(GIVEN ENTRIES)
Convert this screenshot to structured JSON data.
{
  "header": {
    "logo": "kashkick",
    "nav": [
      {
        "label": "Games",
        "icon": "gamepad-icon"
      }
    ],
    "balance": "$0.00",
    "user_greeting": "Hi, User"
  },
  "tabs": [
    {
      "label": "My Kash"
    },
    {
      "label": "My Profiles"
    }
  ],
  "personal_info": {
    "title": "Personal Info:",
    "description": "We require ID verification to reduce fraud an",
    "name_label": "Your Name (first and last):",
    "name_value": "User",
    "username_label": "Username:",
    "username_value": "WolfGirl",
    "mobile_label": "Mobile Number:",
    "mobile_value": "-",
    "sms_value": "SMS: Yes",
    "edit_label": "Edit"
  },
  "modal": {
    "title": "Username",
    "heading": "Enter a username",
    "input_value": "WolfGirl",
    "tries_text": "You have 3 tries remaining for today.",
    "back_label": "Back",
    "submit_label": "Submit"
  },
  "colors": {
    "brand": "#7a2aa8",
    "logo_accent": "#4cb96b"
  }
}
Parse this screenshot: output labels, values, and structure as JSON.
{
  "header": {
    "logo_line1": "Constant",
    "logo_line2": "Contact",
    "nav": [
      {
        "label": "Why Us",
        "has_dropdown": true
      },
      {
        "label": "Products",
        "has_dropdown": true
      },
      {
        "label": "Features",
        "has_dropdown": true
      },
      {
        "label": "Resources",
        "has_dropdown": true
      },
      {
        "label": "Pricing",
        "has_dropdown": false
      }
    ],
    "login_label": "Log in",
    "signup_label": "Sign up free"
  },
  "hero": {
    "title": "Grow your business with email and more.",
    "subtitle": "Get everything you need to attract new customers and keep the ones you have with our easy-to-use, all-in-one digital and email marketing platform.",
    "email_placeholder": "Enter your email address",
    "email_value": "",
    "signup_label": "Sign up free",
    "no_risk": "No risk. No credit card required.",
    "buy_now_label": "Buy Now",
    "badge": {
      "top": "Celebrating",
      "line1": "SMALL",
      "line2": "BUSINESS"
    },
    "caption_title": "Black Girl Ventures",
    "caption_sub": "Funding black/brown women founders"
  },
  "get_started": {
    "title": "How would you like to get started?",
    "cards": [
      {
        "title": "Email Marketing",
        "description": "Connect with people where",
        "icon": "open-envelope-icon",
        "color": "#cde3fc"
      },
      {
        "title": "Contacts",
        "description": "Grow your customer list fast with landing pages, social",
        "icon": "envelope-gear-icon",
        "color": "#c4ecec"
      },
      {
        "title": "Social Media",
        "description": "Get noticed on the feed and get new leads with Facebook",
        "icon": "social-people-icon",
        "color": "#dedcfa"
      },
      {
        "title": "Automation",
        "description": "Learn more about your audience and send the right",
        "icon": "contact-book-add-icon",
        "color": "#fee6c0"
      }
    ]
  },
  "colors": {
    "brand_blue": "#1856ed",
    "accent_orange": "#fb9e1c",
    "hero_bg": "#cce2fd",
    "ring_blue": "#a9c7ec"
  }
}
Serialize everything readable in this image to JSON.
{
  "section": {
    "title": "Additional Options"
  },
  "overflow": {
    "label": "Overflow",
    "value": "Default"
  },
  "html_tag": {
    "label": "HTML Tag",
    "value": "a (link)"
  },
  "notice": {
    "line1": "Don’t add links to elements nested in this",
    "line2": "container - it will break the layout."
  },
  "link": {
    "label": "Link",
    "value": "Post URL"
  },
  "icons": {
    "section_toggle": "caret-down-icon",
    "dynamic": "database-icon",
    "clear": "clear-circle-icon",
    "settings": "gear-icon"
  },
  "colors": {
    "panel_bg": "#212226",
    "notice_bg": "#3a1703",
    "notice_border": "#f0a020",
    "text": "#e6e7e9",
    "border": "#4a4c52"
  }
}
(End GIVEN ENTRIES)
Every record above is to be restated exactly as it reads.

Convert this screenshot to structured JSON data.
{
  "header": {
    "logo": "kashkick",
    "nav": [
      {
        "label": "Games",
        "icon": "gamepad-icon"
      }
    ],
    "balance": "$0.00",
    "user_greeting": "Hi, User"
  },
  "tabs": [
    {
      "label": "My Kash"
    },
    {
      "label": "My Profiles"
    }
  ],
  "personal_info": {
    "title": "Personal Info:",
    "description": "We require ID verification to reduce fraud an",
    "name_label": "Your Name (first and last):",
    "name_value": "User",
    "username_label": "Username:",
    "username_value": "WolfGirl",
    "mobile_label": "Mobile Number:",
    "mobile_value": "-",
    "sms_value": "SMS: Yes",
    "edit_label": "Edit"
  },
  "modal": {
    "title": "Username",
    "heading": "Enter a username",
    "input_value": "WolfGirl",
    "tries_text": "You have 3 tries remaining for today.",
    "back_label": "Back",
    "submit_label": "Submit"
  },
  "colors": {
    "brand": "#7a2aa8",
    "logo_accent": "#4cb96b"
  }
}
Parse this screenshot: output labels, values, and structure as JSON.
{
  "header": {
    "logo_line1": "Constant",
    "logo_line2": "Contact",
    "nav": [
      {
        "label": "Why Us",
        "has_dropdown": true
      },
      {
        "label": "Products",
        "has_dropdown": true
      },
      {
        "label": "Features",
        "has_dropdown": true
      },
      {
        "label": "Resources",
        "has_dropdown": true
      },
      {
        "label": "Pricing",
        "has_dropdown": false
      }
    ],
    "login_label": "Log in",
    "signup_label": "Sign up free"
  },
  "hero": {
    "title": "Grow your business with email and more.",
    "subtitle": "Get everything you need to attract new customers and keep the ones you have with our easy-to-use, all-in-one digital and email marketing platform.",
    "email_placeholder": "Enter your email address",
    "email_value": "",
    "signup_label": "Sign up free",
    "no_risk": "No risk. No credit card required.",
    "buy_now_label": "Buy Now",
    "badge": {
      "top": "Celebrating",
      "line1": "SMALL",
      "line2": "BUSINESS"
    },
    "caption_title": "Black Girl Ventures",
    "caption_sub": "Funding black/brown women founders"
  },
  "get_started": {
    "title": "How would you like to get started?",
    "cards": [
      {
        "title": "Email Marketing",
        "description": "Connect with people where",
        "icon": "open-envelope-icon",
        "color": "#cde3fc"
      },
      {
        "title": "Contacts",
        "description": "Grow your customer list fast with landing pages, social",
        "icon": "envelope-gear-icon",
        "color": "#c4ecec"
      },
      {
        "title": "Social Media",
        "description": "Get noticed on the feed and get new leads with Facebook",
        "icon": "social-people-icon",
        "color": "#dedcfa"
      },
      {
        "title": "Automation",
        "description": "Learn more about your audience and send the right",
        "icon": "contact-book-add-icon",
        "color": "#fee6c0"
      }
    ]
  },
  "colors": {
    "brand_blue": "#1856ed",
    "accent_orange": "#fb9e1c",
    "hero_bg": "#cce2fd",
    "ring_blue": "#a9c7ec"
  }
}
Serialize everything readable in this image to JSON.
{
  "section": {
    "title": "Additional Options"
  },
  "overflow": {
    "label": "Overflow",
    "value": "Default"
  },
  "html_tag": {
    "label": "HTML Tag",
    "value": "a (link)"
  },
  "notice": {
    "line1": "Don’t add links to elements nested in this",
    "line2": "container - it will break the layout."
  },
  "link": {
    "label": "Link",
    "value": "Post URL"
  },
  "icons": {
    "section_toggle": "caret-down-icon",
    "dynamic": "database-icon",
    "clear": "clear-circle-icon",
    "settings": "gear-icon"
  },
  "colors": {
    "panel_bg": "#212226",
    "notice_bg": "#3a1703",
    "notice_border": "#f0a020",
    "text": "#e6e7e9",
    "border": "#4a4c52"
  }
}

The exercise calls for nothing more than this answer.